- [Task objective]:
All entries are to be quoted exactly; the images stay out of the copy.

- [Data excerpts]:
BEGIN

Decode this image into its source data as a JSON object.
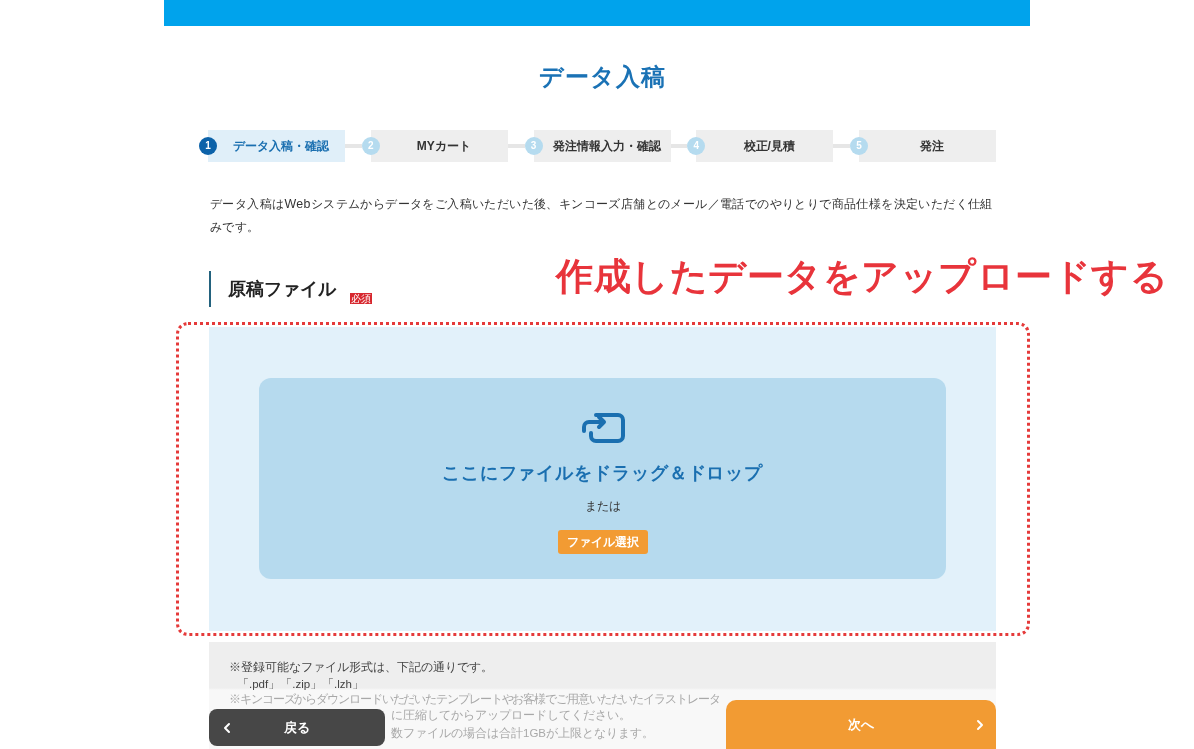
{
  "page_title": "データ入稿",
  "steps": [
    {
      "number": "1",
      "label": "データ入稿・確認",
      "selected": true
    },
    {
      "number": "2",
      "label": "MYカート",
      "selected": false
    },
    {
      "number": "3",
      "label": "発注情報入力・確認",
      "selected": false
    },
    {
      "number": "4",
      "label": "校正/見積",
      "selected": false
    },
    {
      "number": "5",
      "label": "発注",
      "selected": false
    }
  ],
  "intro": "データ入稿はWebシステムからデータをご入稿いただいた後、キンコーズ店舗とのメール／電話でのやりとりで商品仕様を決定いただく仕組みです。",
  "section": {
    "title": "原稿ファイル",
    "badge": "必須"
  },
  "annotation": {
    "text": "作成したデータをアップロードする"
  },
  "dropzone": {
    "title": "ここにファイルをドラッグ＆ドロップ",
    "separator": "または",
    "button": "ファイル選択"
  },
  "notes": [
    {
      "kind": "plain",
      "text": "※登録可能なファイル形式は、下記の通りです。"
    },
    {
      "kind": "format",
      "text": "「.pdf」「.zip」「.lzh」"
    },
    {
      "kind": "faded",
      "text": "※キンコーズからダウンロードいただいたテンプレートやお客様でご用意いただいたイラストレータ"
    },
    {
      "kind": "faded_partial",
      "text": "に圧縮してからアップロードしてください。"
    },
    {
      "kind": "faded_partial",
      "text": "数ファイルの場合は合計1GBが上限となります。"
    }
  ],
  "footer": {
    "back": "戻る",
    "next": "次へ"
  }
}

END

- [Answer section]:
Decode this image into its source data as a JSON object.
{
  "page_title": "データ入稿",
  "steps": [
    {
      "number": "1",
      "label": "データ入稿・確認",
      "selected": true
    },
    {
      "number": "2",
      "label": "MYカート",
      "selected": false
    },
    {
      "number": "3",
      "label": "発注情報入力・確認",
      "selected": false
    },
    {
      "number": "4",
      "label": "校正/見積",
      "selected": false
    },
    {
      "number": "5",
      "label": "発注",
      "selected": false
    }
  ],
  "intro": "データ入稿はWebシステムからデータをご入稿いただいた後、キンコーズ店舗とのメール／電話でのやりとりで商品仕様を決定いただく仕組みです。",
  "section": {
    "title": "原稿ファイル",
    "badge": "必須"
  },
  "annotation": {
    "text": "作成したデータをアップロードする"
  },
  "dropzone": {
    "title": "ここにファイルをドラッグ＆ドロップ",
    "separator": "または",
    "button": "ファイル選択"
  },
  "notes": [
    {
      "kind": "plain",
      "text": "※登録可能なファイル形式は、下記の通りです。"
    },
    {
      "kind": "format",
      "text": "「.pdf」「.zip」「.lzh」"
    },
    {
      "kind": "faded",
      "text": "※キンコーズからダウンロードいただいたテンプレートやお客様でご用意いただいたイラストレータ"
    },
    {
      "kind": "faded_partial",
      "text": "に圧縮してからアップロードしてください。"
    },
    {
      "kind": "faded_partial",
      "text": "数ファイルの場合は合計1GBが上限となります。"
    }
  ],
  "footer": {
    "back": "戻る",
    "next": "次へ"
  }
}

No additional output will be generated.